Shaw believed that humans have the power to choose their own destiny. In ‘Man and Superman’, this is represented by the Character of Don Juan. Don Juan is a legendary womanizer who has rejected the conventions of society. He believes that humans should live life to the fullest and experience everything that it has to offer.
The Role of Women in Society
Shaw was a strong advocate for women’s rights. In Man and Superman, he challenges the traditional view of women as being inferior to men. He argues that women are just as capable, as men of intellectual and moral leadership.
The Importance of Education
Shaw believed that education was essential for the improvement of the human race. In Man and Superman, he argues that education should be used to teach people how to think for themselves and question authority.
Analysis & Summary of the Play
The play starts with a dedication, in the form of a letter, addressed to Arthur Bingham Walkley, Shaw’s friend, who according to the letter had once asked Shaw why he did not write a ‘Don Juan’ play.

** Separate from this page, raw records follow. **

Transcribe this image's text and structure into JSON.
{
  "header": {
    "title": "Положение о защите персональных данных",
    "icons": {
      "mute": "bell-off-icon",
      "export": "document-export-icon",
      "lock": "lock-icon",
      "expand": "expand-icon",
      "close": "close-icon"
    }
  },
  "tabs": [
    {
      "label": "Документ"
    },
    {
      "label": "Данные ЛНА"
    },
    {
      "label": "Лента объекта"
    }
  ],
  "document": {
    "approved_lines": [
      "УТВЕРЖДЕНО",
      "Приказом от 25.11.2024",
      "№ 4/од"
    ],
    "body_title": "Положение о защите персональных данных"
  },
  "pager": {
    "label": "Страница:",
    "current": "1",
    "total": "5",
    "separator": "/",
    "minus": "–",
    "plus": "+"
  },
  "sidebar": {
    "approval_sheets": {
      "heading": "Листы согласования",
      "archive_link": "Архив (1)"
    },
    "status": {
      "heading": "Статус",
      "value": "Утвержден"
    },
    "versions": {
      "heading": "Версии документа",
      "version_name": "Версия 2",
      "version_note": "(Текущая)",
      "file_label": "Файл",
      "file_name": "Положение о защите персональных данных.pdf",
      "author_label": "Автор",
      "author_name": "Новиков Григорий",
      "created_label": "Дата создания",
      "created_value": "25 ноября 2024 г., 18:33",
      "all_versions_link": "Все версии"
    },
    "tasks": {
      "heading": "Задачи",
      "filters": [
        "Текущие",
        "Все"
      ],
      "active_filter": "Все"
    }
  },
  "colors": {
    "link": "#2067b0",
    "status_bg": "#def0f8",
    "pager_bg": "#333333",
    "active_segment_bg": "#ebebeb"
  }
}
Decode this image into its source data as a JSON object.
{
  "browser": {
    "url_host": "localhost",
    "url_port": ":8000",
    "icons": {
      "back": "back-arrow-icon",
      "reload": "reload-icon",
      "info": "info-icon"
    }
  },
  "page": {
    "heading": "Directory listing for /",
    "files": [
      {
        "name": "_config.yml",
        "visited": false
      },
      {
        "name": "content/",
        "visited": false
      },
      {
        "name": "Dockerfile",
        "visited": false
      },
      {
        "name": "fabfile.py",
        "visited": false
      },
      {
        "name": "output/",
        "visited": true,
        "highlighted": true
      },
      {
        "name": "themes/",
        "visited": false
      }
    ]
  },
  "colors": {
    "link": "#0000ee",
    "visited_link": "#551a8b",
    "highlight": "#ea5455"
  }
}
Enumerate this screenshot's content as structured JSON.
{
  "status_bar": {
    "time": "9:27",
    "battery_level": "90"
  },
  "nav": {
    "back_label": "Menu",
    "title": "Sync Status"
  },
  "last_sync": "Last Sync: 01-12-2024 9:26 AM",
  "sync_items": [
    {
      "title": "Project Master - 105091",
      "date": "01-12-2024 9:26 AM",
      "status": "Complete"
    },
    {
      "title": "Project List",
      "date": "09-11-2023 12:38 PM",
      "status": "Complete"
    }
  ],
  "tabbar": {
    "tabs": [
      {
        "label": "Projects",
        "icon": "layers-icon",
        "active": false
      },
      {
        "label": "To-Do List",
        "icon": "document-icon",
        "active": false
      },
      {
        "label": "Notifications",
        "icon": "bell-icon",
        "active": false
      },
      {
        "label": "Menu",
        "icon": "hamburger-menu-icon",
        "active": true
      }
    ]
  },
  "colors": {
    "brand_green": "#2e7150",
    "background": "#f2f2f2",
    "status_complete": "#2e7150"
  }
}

The play is an example of a comedy of manners that explores the themes of love, marriage, and the nature of “Superman”. The play is divided into four acts. The first three acts are set in the real world, and they follow the story of John Tanner, a womanizing, philosopher and who is determined to marry him. The fourth act is set in Hell and it takes the form of a dream that Tanner has.
When a man named Mr. Whitefield dies, he entrusts the guardianship of his daughter, Ann to two men; the revolutionary young ‘Jack Tanner’ and the stodgy rich ‘Roebuck Ramsden’. Jack, a sworn bachelor, has chosen to devote his life to philosophical pursuits. Meanwhile, Octavius Robinson, who was like a Son to Mr. Whitefield, becomes infatuated with Ann and determined to marry her, unaware that Ann is truly in love with Jack.
In the first three acts, Shaw explores the conflict between Tanner’s intellectual idealism and Ann’s biological determinism. Tanner believes that humans are capable of great things but he also believes that they are often held back by their animal instincts.
In the fourth act, Tanner’s dream takes him on a journey through Hell, where he meets a variety of Characters who are human nature. These characters include ‘Don Juan’ a symbol of the life force, ‘Dona Ana’, a symbol of the intellect, and the Devil, a symbol of evil.
The dream helps Tanner to understand the true nature of the conflict between himself and Ann. He realizes that he cannot escape his biological instincts, but he also realizes that he can use his intellect to control them. The play ends with Tanner and Ann agreeing to marry, but on the condition that they will remain free individuals.
Thus, through the play, Shaw explores the complex relationship between men, women, and the Life force. Some critics have seen it as a pessimistic view of marriage, suggesting that it is a trap that prevents men from achieving their full potential. Others have seen it as an optimistic view, suggesting that marriage can be a positive force for good if it is based on mutual understanding and respect.